    • 38. You may use up to five note cards to guide your speech
    • 39. Use formal speaking strategies (25 pts.)
    • 40. Use correct grammar and standard English (no slang)
    • 41. Use good voice projection
    • 42. You should make eye contact with your audience
    • 43. Do not read the whole speech from the note cards
    • 44. 75 points total
    Steps<br />Introduce your topic, refer to the titles and authors of the books you read, explain why you chose this topic, and explain why it is important to you and to others-thesis statement.<br />Identify the points you want to make about the topic and provide examples for each point from your Reader’s Notebook and note the source.
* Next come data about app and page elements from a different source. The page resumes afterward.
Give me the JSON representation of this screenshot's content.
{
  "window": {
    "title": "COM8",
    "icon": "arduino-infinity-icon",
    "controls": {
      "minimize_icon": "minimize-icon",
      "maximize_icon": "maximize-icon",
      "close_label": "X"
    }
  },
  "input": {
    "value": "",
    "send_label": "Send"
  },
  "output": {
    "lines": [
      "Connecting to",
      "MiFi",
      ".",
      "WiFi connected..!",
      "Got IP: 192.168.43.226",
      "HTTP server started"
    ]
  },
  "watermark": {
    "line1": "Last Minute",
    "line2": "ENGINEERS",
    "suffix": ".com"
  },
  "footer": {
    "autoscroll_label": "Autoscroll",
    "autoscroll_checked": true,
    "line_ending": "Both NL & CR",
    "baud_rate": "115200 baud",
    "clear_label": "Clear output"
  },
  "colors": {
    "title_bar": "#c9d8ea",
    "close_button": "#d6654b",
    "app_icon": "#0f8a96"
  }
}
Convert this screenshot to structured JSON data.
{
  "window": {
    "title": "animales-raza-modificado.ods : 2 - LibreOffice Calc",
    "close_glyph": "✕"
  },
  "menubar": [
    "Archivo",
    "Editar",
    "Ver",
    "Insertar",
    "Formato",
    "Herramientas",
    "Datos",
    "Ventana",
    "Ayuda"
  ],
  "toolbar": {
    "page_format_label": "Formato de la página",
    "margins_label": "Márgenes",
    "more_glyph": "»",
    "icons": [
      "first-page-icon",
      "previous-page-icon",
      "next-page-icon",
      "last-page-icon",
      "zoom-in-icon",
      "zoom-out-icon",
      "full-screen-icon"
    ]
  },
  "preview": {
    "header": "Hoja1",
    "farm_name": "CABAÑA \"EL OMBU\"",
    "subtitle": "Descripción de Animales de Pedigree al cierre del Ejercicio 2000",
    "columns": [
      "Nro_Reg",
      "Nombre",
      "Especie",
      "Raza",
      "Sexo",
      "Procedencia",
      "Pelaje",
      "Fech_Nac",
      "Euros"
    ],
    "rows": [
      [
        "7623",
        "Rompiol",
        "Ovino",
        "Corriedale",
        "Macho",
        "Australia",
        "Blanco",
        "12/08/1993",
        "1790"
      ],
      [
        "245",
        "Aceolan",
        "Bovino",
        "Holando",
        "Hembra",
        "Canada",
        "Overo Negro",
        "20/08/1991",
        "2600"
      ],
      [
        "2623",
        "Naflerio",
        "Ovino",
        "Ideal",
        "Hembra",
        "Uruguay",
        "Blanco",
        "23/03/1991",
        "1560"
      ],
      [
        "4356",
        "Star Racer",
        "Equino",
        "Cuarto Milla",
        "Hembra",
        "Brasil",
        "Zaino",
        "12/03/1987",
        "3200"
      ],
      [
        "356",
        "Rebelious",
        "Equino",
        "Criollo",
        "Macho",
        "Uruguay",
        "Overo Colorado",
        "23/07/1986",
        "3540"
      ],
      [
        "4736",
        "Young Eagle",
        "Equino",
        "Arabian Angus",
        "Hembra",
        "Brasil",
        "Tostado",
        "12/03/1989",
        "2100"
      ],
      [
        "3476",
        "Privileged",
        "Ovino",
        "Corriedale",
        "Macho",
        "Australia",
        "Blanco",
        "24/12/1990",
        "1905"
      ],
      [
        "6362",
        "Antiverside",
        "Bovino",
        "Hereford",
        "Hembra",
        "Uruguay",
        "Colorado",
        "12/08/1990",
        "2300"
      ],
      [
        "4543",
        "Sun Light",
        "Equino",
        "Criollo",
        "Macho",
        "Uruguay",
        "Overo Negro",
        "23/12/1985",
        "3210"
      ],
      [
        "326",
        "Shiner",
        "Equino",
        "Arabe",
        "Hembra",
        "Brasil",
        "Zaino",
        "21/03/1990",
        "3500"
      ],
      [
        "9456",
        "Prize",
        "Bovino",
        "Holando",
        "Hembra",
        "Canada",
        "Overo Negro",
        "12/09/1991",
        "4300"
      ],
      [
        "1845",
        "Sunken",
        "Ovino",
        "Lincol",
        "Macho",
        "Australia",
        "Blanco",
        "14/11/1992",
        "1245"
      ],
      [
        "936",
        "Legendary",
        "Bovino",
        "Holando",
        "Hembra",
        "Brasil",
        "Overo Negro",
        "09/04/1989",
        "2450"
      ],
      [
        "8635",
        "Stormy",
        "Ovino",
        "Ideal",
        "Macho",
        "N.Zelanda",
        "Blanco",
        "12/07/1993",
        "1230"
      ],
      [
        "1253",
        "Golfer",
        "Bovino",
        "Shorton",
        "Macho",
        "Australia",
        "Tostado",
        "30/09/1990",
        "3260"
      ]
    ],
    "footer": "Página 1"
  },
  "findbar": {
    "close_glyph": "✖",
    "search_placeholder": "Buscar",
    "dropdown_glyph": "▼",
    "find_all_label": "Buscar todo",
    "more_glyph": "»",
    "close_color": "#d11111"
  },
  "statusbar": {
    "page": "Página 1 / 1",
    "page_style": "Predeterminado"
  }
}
Explain how these points relate to your main idea-thesis statement.<br />Conclude your presentation by discussing what you learned from reading these two books and how they relate to your life now or in the future: maybe they inspired you because you strive to play in the World Cup.<br />Total project grading (375 pts.):<br />In-class reading on Tuesday and Thursday100<br />Reader’s Notebook100<br />Essay100<br />Presentation 75<br />Standards (ELA 8th Grade)<br />2.0 Reading Comprehension (Focus on Informational Materials) Students read and understand grade-level-appropriate material. They describe and connect the essential ideas, arguments, and perspectives of the text by using their knowledge of text structure, organization, and purpose. The selections in Recommended Literature, Kindergarten Through Grade Twelve illustrate the quality and complexity of the materials to be read by students. In addition, students read one million words annually on their own, including a good representation of narrative and expository text (e.g., classic and contemporary literature, magazines, newspapers, online information). Structural<br />2.0 Writing Applications (Genres and Their Characteristics)<br />2.2 Write responses to literature: a. Exhibit careful reading and insight in their interpretations. b. Connect the student’s own responses to the writer’s techniques and to specific textual references. c. Draw supported inferences about the effects of a literary work on its audience. d. Support judgments through references to the text, other works, other authors, or to personal knowledge.<br />1.0 Written and Oral English Language Conventions Students write and speak with a command of standard English conventions appropriate to this grade level.<br />2.0 Speaking Applications (Genres and Their Characteristics) Students deliver well-organized formal presentations employing traditional rhetorical strategies (e.g., narration, exposition, persuasion, description). Student speaking demonstrates a command of standard American English and the organizational and delivery strategies outlined in Listening and Speaking Standard 1.0.<br />2.2 Deliver oral responses to literature: a. Interpret a reading and provide insight. b. Connect the students’ own responses to the writer’s techniques and to specific textual references. c. Draw supported inferences about the effects of a literary work on its audience. d. Support judgments through references to the text, other works, other authors, or personal knowledge.<br />